Your instructions
Please reproduce the entries that follow without a single difference.
• • •
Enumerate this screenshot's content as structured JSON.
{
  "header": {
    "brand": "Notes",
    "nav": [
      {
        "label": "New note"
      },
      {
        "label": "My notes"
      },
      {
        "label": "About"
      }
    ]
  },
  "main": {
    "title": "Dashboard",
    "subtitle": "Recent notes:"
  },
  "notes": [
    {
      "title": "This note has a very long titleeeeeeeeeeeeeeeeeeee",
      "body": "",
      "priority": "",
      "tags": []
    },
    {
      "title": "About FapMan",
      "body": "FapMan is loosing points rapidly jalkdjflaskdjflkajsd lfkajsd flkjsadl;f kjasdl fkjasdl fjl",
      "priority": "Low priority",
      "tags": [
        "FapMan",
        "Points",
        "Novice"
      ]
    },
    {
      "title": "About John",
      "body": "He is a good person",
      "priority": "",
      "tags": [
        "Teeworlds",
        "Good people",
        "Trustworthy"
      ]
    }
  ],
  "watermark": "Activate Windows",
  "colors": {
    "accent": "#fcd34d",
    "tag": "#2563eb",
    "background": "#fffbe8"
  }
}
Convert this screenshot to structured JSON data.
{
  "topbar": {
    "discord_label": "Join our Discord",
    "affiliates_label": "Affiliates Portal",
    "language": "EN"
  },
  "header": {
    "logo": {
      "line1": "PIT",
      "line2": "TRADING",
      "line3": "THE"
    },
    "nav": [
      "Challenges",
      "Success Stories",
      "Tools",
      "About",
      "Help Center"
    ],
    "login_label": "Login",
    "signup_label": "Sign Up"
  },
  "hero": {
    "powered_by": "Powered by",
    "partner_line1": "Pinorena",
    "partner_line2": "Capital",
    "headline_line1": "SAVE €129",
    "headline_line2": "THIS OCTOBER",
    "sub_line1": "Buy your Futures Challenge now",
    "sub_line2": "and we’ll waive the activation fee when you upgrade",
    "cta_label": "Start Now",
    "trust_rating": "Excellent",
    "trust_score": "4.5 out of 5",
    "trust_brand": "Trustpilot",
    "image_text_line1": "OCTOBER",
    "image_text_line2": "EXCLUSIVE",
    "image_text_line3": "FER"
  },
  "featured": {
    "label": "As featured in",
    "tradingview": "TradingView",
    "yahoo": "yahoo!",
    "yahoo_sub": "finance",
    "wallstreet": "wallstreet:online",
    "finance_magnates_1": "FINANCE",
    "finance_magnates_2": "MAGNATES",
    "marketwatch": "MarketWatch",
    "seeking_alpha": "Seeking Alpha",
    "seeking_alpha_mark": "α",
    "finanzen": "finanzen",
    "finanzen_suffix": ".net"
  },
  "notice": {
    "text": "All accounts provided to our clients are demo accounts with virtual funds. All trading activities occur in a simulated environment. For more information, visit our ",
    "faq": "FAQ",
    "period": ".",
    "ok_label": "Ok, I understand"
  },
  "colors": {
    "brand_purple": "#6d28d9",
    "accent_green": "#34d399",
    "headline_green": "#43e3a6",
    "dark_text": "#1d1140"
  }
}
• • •
The answer
Enumerate this screenshot's content as structured JSON.
{
  "header": {
    "brand": "Notes",
    "nav": [
      {
        "label": "New note"
      },
      {
        "label": "My notes"
      },
      {
        "label": "About"
      }
    ]
  },
  "main": {
    "title": "Dashboard",
    "subtitle": "Recent notes:"
  },
  "notes": [
    {
      "title": "This note has a very long titleeeeeeeeeeeeeeeeeeee",
      "body": "",
      "priority": "",
      "tags": []
    },
    {
      "title": "About FapMan",
      "body": "FapMan is loosing points rapidly jalkdjflaskdjflkajsd lfkajsd flkjsadl;f kjasdl fkjasdl fjl",
      "priority": "Low priority",
      "tags": [
        "FapMan",
        "Points",
        "Novice"
      ]
    },
    {
      "title": "About John",
      "body": "He is a good person",
      "priority": "",
      "tags": [
        "Teeworlds",
        "Good people",
        "Trustworthy"
      ]
    }
  ],
  "watermark": "Activate Windows",
  "colors": {
    "accent": "#fcd34d",
    "tag": "#2563eb",
    "background": "#fffbe8"
  }
}
Convert this screenshot to structured JSON data.
{
  "topbar": {
    "discord_label": "Join our Discord",
    "affiliates_label": "Affiliates Portal",
    "language": "EN"
  },
  "header": {
    "logo": {
      "line1": "PIT",
      "line2": "TRADING",
      "line3": "THE"
    },
    "nav": [
      "Challenges",
      "Success Stories",
      "Tools",
      "About",
      "Help Center"
    ],
    "login_label": "Login",
    "signup_label": "Sign Up"
  },
  "hero": {
    "powered_by": "Powered by",
    "partner_line1": "Pinorena",
    "partner_line2": "Capital",
    "headline_line1": "SAVE €129",
    "headline_line2": "THIS OCTOBER",
    "sub_line1": "Buy your Futures Challenge now",
    "sub_line2": "and we’ll waive the activation fee when you upgrade",
    "cta_label": "Start Now",
    "trust_rating": "Excellent",
    "trust_score": "4.5 out of 5",
    "trust_brand": "Trustpilot",
    "image_text_line1": "OCTOBER",
    "image_text_line2": "EXCLUSIVE",
    "image_text_line3": "FER"
  },
  "featured": {
    "label": "As featured in",
    "tradingview": "TradingView",
    "yahoo": "yahoo!",
    "yahoo_sub": "finance",
    "wallstreet": "wallstreet:online",
    "finance_magnates_1": "FINANCE",
    "finance_magnates_2": "MAGNATES",
    "marketwatch": "MarketWatch",
    "seeking_alpha": "Seeking Alpha",
    "seeking_alpha_mark": "α",
    "finanzen": "finanzen",
    "finanzen_suffix": ".net"
  },
  "notice": {
    "text": "All accounts provided to our clients are demo accounts with virtual funds. All trading activities occur in a simulated environment. For more information, visit our ",
    "faq": "FAQ",
    "period": ".",
    "ok_label": "Ok, I understand"
  },
  "colors": {
    "brand_purple": "#6d28d9",
    "accent_green": "#34d399",
    "headline_green": "#43e3a6",
    "dark_text": "#1d1140"
  }
}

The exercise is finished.